Time to travel green

The carbon footprint of tourism is about four times larger than previously thought, according to a world-first study published recently in Nature Climate Change. Researchers from the University of Sydney, University of Queensland and National Cheng Kung University – including ourselves – worked together to assess the entire supply chain of tourism. This includes transportation, accommodation, food and beverages, souvenirs, clothing, cosmetics and other goods. Put together, global tourism produces about 8% of global greenhouse gas emissions, much more than previous estimates.

We hope that this article which is inspired by the research work conducted by Dr Arunima Malik, Lecturer in Sustainability, University of Sydney and Dr Ya-Yen Sun, Senior Lecturer, The University of Queensland  provides a starting point for conversations between the public, companies and policymakers about sustainable tourism. Ultimately real change will come from implementing regulations and incentives together to encourage low-carbon operations. At a personal level, though, it’s worth looking at the carbon-cost of your flights, choosing to offset your emissions where possible and supporting tourism companies that aim to operate sustainably.

Adding it all up

Tourism is a trillion-dollar industry, and is growing faster than international trade. To determine the true emissions produced by tourism, we scanned over a billion supply chains of a range of commodities consumed by tourists. By combining a detailed international trade database with accounts tracking what goods and services tourists bought, we identified carbon flows between 160 countries from 2009 to 2017.

Our results show that tourism-related emissions increased by around 15% over that period, from 3.9 gigatonnes (Gt) of carbon-dioxide equivalent (CO₂-e) to 4.5Gt. This rise primarily came from tourist spending on transport, shopping and food.

We estimate that our growing appetite for travel and a business-as-usual scenario would increase carbon emissions from global tourism to about 6.5Gt by 2025. This increase is largely driven by rising incomes, making tourism highly income-elastic and carbon-intensive.

Whose responsibility is it?

In the study, we compared two perspectives for allocating responsibility for these emissions: residence-based accounting and destination-based accounting. The former perspective allocates emissions to the country of residence of tourists, the latter to the country of destination. Put simply, are tourism-related carbon emissions the responsibility of travellers or tourist destinations?

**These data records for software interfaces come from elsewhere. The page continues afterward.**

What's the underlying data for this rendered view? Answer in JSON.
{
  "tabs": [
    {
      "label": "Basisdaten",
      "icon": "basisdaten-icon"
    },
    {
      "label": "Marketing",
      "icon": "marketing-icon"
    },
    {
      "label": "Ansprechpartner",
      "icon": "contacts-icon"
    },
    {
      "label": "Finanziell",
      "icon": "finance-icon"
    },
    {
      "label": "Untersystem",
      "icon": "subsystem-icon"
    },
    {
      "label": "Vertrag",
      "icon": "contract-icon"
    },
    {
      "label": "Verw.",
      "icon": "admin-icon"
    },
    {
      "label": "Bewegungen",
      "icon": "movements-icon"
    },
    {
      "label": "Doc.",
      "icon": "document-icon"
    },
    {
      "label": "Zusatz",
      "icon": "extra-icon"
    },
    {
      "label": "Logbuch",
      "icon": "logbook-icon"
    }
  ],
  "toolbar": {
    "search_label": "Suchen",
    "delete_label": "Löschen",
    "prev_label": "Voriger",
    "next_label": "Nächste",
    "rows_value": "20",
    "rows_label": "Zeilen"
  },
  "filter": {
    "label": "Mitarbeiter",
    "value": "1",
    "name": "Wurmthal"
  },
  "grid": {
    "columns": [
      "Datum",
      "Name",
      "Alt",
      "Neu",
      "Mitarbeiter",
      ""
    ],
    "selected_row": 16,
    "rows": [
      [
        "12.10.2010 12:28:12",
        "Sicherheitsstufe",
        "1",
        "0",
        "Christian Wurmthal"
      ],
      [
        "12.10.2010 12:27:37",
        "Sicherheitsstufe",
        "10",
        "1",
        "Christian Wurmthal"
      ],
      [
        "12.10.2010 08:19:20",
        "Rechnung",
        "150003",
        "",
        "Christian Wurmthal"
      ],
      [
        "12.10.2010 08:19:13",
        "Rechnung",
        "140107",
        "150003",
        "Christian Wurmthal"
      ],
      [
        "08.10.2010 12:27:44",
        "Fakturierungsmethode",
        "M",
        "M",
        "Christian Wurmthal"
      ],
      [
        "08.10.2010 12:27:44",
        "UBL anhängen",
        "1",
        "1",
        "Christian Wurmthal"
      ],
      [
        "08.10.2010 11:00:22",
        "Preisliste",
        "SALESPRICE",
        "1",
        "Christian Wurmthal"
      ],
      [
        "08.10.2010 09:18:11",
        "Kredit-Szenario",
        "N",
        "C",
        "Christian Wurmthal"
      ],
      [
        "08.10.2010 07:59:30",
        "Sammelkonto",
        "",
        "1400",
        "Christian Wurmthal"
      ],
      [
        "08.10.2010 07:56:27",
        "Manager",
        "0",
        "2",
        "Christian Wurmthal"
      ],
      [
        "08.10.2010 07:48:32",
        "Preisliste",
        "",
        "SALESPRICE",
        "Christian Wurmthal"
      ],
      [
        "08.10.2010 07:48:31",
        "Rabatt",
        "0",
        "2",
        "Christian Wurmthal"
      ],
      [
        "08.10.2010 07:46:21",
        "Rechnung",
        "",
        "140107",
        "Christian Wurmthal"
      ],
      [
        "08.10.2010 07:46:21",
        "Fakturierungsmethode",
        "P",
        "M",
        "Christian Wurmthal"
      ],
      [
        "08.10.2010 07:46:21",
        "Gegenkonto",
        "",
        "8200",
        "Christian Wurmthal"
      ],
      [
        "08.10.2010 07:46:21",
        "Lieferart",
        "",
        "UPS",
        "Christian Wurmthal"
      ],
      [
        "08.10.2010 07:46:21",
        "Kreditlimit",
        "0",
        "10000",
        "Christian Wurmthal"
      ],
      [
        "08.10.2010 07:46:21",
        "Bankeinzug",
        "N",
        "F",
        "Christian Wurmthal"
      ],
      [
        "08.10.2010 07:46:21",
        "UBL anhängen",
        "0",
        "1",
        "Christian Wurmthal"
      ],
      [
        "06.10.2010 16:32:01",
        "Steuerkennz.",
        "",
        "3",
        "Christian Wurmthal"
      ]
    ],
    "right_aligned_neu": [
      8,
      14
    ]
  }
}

If responsibility lies with the travellers, then we should identify the countries that send the most tourists out into the world, and find ways to reduce the carbon footprint of their travel.

On the other hand, destination-based accounting can offer insights into tourism spots (like popular islands) that would benefit most from technology improvements and regulations for reducing the carbon footprint of tourism. Tracking emissions under destination-based accounting over a specific period could help researchers and policymakers to answer questions about the success of incentive schemes and regulations, and to assess the speed of decarbonisation of tourism-related sectors.

So how do countries rank under the two accounting perspectives? The United States is responsible for the majority of tourism-related emissions under both perspectives – many people travel both from and to the US – followed by China, Germany and India. But on a per-capita basis, the situation looks rather different. Small island destinations have the highest per-capita destination-based footprints. Maldives tops the list – 95% of the island’s tourism-related emissions come from international visitors. Tourists are responsible for 30%-80% of the national emissions of island economies. These findings bring up the question of the impact of tourism on small island states.

Islands as tourist destinations

Small islands depend on income from tourists. At the same time, these very tourists threaten the native biodiversity of the islands. Small island states typically do not have the capacity to embrace technology improvements due to their small economies of scale and isolated locations.

Can we lend a helping hand? Directing financial and technical support to these islands could potentially help with efforts to decarbonise their infrastructure. This support would be a reflection of the share of consumer responsibility, especially from developed nations that are “net travellers”. Maldives, Mauritius and other small islands are actively exploring ways of building their renewable energy capacity to reduce the carbon intensity of local hotels, transport and recreational spots, thus creating awareness at multiple levels.